EXERCISE GOAL
Filter the entries down to the lines containing "memoji", and copy those lines.

TASK MATERIAL
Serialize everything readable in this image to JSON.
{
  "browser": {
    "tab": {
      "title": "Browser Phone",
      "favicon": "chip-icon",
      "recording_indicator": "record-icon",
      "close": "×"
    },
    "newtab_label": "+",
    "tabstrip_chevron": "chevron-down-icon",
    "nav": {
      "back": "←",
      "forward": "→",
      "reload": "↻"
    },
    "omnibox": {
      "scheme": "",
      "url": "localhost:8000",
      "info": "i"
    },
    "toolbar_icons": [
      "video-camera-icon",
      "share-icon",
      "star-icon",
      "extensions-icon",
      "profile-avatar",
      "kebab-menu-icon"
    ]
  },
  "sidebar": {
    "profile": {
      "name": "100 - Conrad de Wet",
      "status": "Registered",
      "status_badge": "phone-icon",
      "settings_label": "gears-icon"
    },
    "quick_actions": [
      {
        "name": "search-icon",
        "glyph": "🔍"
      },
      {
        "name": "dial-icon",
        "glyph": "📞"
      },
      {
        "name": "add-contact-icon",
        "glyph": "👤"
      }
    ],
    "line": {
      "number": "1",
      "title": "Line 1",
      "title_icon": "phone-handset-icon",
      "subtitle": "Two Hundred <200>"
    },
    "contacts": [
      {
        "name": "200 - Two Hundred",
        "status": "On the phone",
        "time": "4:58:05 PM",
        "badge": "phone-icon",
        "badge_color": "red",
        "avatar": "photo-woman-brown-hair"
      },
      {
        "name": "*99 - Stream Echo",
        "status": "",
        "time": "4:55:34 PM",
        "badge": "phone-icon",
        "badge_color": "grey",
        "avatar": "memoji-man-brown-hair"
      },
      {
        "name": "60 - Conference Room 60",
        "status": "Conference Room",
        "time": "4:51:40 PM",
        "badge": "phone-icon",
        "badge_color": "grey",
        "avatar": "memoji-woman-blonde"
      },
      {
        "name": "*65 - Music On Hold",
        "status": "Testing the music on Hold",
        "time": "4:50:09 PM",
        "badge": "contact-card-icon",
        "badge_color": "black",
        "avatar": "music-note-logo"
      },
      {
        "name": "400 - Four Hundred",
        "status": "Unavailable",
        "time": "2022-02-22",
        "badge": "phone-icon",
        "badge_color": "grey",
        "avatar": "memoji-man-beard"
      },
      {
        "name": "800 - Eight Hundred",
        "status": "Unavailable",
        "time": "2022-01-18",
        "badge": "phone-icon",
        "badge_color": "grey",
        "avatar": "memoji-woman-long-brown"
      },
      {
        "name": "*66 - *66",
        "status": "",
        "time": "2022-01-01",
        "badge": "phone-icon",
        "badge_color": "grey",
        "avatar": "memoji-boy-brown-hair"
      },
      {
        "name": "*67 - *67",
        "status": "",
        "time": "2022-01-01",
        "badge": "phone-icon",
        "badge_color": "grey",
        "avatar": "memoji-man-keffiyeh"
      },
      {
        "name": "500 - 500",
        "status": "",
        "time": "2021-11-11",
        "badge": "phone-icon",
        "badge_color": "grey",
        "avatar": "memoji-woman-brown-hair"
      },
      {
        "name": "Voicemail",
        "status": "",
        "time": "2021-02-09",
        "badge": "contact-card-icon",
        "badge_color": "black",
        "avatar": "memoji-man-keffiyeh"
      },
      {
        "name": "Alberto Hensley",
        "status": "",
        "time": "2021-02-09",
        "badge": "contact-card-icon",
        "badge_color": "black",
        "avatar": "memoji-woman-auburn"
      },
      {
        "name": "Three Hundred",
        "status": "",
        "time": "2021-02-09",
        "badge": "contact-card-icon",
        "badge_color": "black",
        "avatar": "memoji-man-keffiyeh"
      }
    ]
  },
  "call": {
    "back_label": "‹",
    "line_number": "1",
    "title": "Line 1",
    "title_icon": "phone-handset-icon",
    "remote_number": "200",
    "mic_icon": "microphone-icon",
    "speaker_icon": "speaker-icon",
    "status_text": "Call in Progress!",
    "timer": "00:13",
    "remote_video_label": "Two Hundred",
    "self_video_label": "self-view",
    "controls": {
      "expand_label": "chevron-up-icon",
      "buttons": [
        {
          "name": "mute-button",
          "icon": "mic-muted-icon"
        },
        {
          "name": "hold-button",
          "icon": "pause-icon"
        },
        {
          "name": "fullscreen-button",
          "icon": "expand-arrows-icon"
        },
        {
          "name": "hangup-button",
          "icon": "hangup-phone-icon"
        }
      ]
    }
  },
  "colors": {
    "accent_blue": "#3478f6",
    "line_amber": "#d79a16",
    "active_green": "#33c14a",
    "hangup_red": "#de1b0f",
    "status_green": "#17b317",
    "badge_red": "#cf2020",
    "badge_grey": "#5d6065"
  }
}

SOLUTION TO THIS EXERCISE
        "avatar": "memoji-man-brown-hair"
        "avatar": "memoji-woman-blonde"
        "avatar": "memoji-man-beard"
        "avatar": "memoji-woman-long-brown"
        "avatar": "memoji-boy-brown-hair"
        "avatar": "memoji-man-keffiyeh"
        "avatar": "memoji-woman-brown-hair"
        "avatar": "memoji-man-keffiyeh"
        "avatar": "memoji-woman-auburn"
        "avatar": "memoji-man-keffiyeh"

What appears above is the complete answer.